CHAIR PRIOLA: Dr. Edmiston?
DR. EDMISTON: I know it's late and I don't want to hold anybody up, but I really want to commend Dr. Asher and Dr. Brown. You are heading in the right direction. The question that I have is do you contemplate looking at this in devices that have larger bores in terms of if you're looking at a hollow device, are you looking at other devices that may have a larger bore where the cleaning process may be expedited, normal cleaning process may be expedited on the basis of having a larger internal diameter?
DR. BROWN: These are solid pins.
DR. EDMISTON: These are solid pins?
DR. BROWN: These are solid pins. They were not needles.
DR. EDMISTON: Okay.
DR. BROWN: So the idea was that David had been using a needle. He was used to the feel of that size needle, and I made solid pins to match. So these were not hollow.
DR. EDMISTON: So you don't know what would happen with a hollow bore device?
DR. BROWN: No. One can sort of guess, but I think --
DR. EDMISTON: Right.
DR. BROWN: You know, this term of, you know, the nooks and crannies and the hiding places, I think that's the next generation of the studies. Polymer coated, we have got some that, apparently, are even teflon coated that are part of the next step in the study.
DR. ASHER: Yes. As I mentioned, years ago I did some standard hypodermic needles, just squirting suspensions of scrapie through and letting the needles dry and autoclave. You know, you're not surprised to hear that they were not sterilized.
DR. EDMISTON: I think our experiences have been that, especially in the case of neurosurgery, that those patients who fall into that risk category, a lot of us are moving towards the use of disposable biopsy needles.

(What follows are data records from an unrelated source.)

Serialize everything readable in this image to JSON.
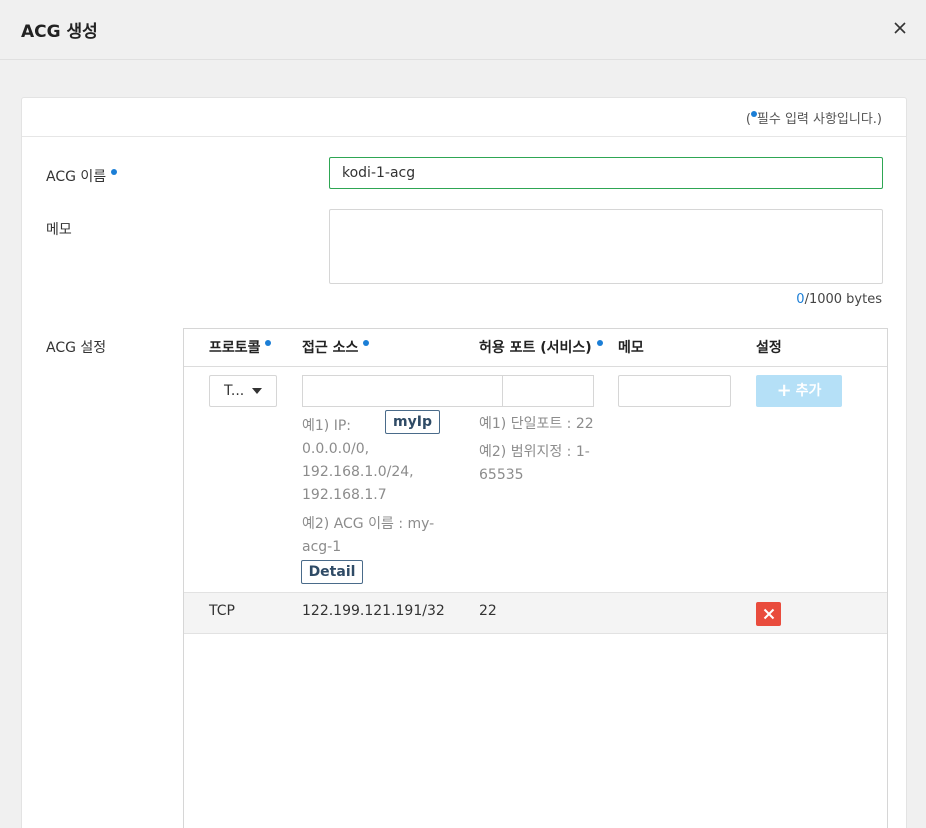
{
  "header": {
    "title": "ACG 생성"
  },
  "form": {
    "required_note_open": "(",
    "required_note": "필수 입력 사항입니다.)",
    "acg_name_label": "ACG 이름",
    "acg_name_value": "kodi-1-acg",
    "memo_label": "메모",
    "bytes_count": "0",
    "bytes_total": "/1000 bytes",
    "acg_settings_label": "ACG 설정"
  },
  "acg_table": {
    "columns": {
      "protocol": "프로토콜",
      "source": "접근 소스",
      "port": "허용 포트 (서비스)",
      "memo": "메모",
      "settings": "설정"
    },
    "protocol_select": "T...",
    "add_button": "추가",
    "myip_button": "myIp",
    "detail_button": "Detail",
    "source_hints": [
      "예1) IP:",
      "0.0.0.0/0,",
      "192.168.1.0/24,",
      "192.168.1.7",
      "예2) ACG 이름 : my-",
      "acg-1"
    ],
    "port_hints": [
      "예1) 단일포트 : 22",
      "예2) 범위지정 : 1-",
      "65535"
    ],
    "rules": [
      {
        "protocol": "TCP",
        "source": "122.199.121.191/32",
        "port": "22"
      }
    ]
  },
  "colors": {
    "accent": "#1b7ed6",
    "valid_border": "#2ea653",
    "add_button": "#b5e0f7",
    "delete_button": "#e94c3d"
  }
}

CHAIR PRIOLA: Dick, did you have a question? I'm sorry, can you what?
BOARD MEMBER JOHNSON: Can we leave our papers behind?
CHAIR PRIOLA: I think you --
SECRETARY FREAS: If you want it tomorrow morning, I would really recommend you take it to your room. I do have a couple of quick announcements. This morning, we passed out about 200 Conflict of Interest questionnaires and we got about five of them back. I would like to encourage you to look at the questionnaires and if you could drop them off on your way out, we'll pass out another 100 tomorrow and, hopefully, we'll got some back.
Also, somebody left behind a Palm Pilot. It looks like it's a very expensive Palm Pilot, and if you can identify it, it's yours. Tomorrow morning, we'll be seeing you at 8:00 sharp.
CHAIR PRIOLA: Okay. I would like to thank all of the speakers for presenting published and unpublished data to the Committee, and we're adjourned until 8:00 a.m. Thank you.
(Whereupon, at 6:18 p.m. the meeting was adjourned.)